Flipping The Switch
The number of downloads on Sunday May 16th was slightly over 2,000. At that point I decided that it was close enough to the number of downloads Flower Garden Free was normally getting, so I flipped the switch back to paid. Things were going great, so messing with it was a pretty scary thing to do. Even scarier than it had been setting it free in the first place.
During that week, Flower Garden rose up on the charts. It reached #73 in the top games in the US and was charting very high in all the subcategories and on the iPad charts. As soon as I flipped the switch back to paid, it dropped out of sight from the charts. Fortunately, within a couple of days it came back to its position before that crazy week.
Most importantly, Flower Garden Free, which had dropped quite a bit during that promotion, immediately went back up to the top 100 in the Kids and Family subcategories like before.
As you can expect, as a result of giving it away for free, the ratings on the App Store went down quite a bit. While it was a paid application, the ratings were around 4 stars, but they dropped down to 2.5 stars after that week. It seems people love a free app, but are very quick to criticize it and give it a low rating (especially if it has in-app purchases).
Fortunately bad ratings can be easily fixed with a new update, and some encouragement to users to leave positive rating on the App Store. Now it’s back up to over 4.5 stars.
Now it’s two months later and the dust has had a chance to settle down. Apart from the very nice sales spike during the sale, was it worth it? Again, the answer is a definite yes.
Here’s the revenue since the start of the promotion:
As you can see, it quickly went down, but it settled at a reasonably high level. In fact, compare this two-month period (highlighted in blue) with the previous sales:
Before the promotion revenue was hovering around $1,500 per week, now it settled down to about $2,400 per week. An average day today is bigger than Christmas day! Very nice change!
I think the reason why it settled at a higher revenue level than before is because it got more exposure during that week. Lots of people sent bouquets, which introduced new users to Flower Garden. It’s the viral effect I was hoping for from the start, and although it never reached epidemic proportions, it has been enough to keep Flower Garden alive and well.
Adding iPad support as part of the latest update probably helped too. The iPad market is smaller than the iPhone one, but a lot of early adopters are eager to find good apps for their new toys. The smaller market size also allowed Flower Garden to appear in the iPad charts more easily, increasing exposure that way.
Here’s a breakdown of where revenue came from in the last month (I’m excluding the period where Flower Garden was free to get a more accurate view):
As you can see, consumable items (fertilizer) account for almost half the revenue.

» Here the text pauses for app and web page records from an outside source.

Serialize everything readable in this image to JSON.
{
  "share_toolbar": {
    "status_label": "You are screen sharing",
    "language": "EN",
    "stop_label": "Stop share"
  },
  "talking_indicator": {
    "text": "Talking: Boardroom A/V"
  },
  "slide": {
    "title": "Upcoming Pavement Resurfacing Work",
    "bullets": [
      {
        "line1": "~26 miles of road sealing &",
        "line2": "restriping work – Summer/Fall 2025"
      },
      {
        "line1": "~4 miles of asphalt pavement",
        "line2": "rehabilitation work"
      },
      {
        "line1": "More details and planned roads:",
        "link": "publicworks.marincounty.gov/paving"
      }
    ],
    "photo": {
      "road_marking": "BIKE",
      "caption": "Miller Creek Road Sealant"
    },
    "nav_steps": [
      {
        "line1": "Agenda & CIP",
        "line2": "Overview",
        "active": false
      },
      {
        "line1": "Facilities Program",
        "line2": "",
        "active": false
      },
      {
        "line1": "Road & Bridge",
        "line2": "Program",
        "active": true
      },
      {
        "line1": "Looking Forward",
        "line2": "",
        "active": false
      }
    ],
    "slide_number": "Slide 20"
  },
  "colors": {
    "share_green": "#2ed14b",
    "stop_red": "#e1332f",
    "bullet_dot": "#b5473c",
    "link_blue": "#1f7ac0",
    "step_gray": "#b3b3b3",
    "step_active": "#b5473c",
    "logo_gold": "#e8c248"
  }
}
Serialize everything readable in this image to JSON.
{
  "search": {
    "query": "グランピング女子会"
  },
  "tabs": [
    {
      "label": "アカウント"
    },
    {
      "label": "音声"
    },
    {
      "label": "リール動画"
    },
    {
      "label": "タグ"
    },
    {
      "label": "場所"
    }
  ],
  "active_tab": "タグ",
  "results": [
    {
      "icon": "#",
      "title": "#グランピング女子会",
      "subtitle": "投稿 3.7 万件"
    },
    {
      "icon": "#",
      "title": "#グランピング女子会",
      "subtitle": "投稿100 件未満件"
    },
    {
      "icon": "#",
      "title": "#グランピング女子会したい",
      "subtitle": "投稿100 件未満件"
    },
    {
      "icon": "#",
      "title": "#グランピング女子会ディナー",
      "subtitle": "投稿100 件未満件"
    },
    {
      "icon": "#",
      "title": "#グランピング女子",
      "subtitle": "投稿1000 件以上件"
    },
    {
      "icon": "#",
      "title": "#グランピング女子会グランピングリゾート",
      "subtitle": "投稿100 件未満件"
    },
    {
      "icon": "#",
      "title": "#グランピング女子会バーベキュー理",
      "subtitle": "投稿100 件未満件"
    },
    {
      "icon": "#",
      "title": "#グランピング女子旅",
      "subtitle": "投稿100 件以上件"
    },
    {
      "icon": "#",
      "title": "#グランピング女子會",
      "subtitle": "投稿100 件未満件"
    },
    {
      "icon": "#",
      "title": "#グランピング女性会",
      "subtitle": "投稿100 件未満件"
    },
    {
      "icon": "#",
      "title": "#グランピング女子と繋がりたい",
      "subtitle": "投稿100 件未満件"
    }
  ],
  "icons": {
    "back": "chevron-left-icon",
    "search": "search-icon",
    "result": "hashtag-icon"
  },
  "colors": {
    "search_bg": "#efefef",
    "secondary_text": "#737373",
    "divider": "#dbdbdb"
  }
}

Consumable items are a factor of your current userbase, so getting a large influx of new users can result in a permanent revenue increase instead of just a sales spike. It also shows what a small percentage actual app sales are, which explains why even while Flower Garden was free, revenue was still up.
This was a wild ride again! It was definitely worth doing the promotion and it definitely brought home how powerful free can be. However, I’m trying to decide the pricing scheme for my next game, and even though free plus in-app purchases is very tempting, I’m not sure it’s the way to go.
What do you think? Are new games better off being free with in-app purchases, or can indie games be successful being paid (and still having in-app purchases)?
This post is part of iDevBlogADay, a group of indie iPhone development blogs featuring two posts per day. You can keep up with iDevBlogADay through the web site, RSS feed, or Twitter.